Linden, M. van der, P. Eversmann and A. Krans (eds). (2000). Danswetenschap in Nederland – deel 1, Amsterdam: Vereniging voor Dansonderzoek.
Linden, M. van der, P. Eversmann and A. Krans (eds). (2002). Danswetenschap in Nederland – deel 2, Amsterdam: Vereniging voor Dansonderzoek.
Linden, M. van der, L. Wildschut and J. Zeijlemaker (eds). (2004). Danswetenschap in Nederland – deel 3, Amsterdam: Vereniging voor Dansonderzoek.
Linden, M. van der, L. Wildschut and J. Zeijlemaker (eds). (2006). Danswetenschap in Nederland – deel 4, Amsterdam: Vereniging voor Dansonderzoek.
Linden, M. van der, L. Wildschut and J. Zeijlemaker (eds). (2008). Danswetenschap in Nederland – deel 5, Amsterdam: Vereniging voor Dansonderzoek.
Naber, R., B. Nieuwboer and L. Wildschut (eds). (2010). Danswetenschap in Nederland – deel 6, Amsterdam: Vereniging voor Dansonderzoek.

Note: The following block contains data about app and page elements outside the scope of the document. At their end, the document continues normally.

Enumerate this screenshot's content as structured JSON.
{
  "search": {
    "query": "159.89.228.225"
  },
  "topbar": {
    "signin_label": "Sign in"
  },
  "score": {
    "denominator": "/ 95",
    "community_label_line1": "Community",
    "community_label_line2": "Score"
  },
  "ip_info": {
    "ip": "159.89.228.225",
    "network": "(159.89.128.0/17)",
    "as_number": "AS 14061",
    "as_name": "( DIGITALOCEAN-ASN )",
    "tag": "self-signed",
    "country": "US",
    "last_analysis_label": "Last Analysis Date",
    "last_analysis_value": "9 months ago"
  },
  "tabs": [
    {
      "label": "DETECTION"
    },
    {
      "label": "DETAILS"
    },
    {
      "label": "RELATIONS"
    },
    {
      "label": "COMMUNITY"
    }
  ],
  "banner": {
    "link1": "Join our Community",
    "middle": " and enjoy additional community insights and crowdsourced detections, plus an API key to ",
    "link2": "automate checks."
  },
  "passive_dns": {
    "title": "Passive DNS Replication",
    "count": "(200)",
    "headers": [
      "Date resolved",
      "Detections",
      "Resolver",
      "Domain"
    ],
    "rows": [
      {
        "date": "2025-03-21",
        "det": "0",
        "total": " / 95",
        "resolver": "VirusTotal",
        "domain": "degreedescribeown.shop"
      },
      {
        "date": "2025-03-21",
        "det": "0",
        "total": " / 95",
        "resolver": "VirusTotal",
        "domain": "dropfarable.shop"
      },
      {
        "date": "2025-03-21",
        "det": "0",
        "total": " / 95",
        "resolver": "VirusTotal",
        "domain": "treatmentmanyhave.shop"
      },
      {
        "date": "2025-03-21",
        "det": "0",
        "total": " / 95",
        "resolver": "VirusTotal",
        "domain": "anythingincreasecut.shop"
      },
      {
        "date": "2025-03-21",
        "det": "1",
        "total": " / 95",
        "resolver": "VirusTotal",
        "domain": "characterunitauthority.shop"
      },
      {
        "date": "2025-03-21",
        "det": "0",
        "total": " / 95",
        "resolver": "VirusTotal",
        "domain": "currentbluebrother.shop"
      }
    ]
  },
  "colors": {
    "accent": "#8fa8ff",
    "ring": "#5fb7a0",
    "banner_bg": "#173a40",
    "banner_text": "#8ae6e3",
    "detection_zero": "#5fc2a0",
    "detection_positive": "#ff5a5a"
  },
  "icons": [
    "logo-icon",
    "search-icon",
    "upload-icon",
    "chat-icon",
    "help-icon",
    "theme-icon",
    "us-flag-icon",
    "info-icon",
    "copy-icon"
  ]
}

Nieuwboer, B., L. Wildschut and W. Zoet (eds). (2012). Danswetenschap in Nederland – deel 7, Amsterdam: Vereniging voor Dansonderzoek.
Koolen, H., J. Naafs, R. Naber and L. Wildschut (eds). (2015). Danswetenschap in Nederland – deel 8, Amsterdam: Vereniging voor Dansonderzoek.
Delft, M. van, Z. Gündüz, H. Koolen, J. Voets and L. Wijers (eds). (2017). Danswetenschap in Nederland – deel 9, Amsterdam: Vereniging voor Dansonderzoek.
Koolen, H. (2015). Invitation to the Dance. Performance as Proposition. In: H. Koolen, J. Naafs, R. Naber and L. Wildschut (eds) Danswetenschap in Nederland – deel 8, Amsterdam: Vereniging voor Dansonderzoek, p.15
Linden, M. van der (2000). Redactioneel. In: M. van der Linden, P. Eversmann and A. Krans (eds) Danswetenschap in Nederland – deel 1, Amsterdam: Vereniging voor Dansonderzoek, p.5
Nieuwboer, B. (2010). Danspraktijk zet deur naar onderzoek wijd open. Hoe het dansveld haar blik verbreedt. In: R. Naber, B. Nieuwboer and L. Wildschut (eds) Danswetenschap in Nederland – deel 6, Amsterdam: Vereniging voor Dansonderzoek, pp. 9-15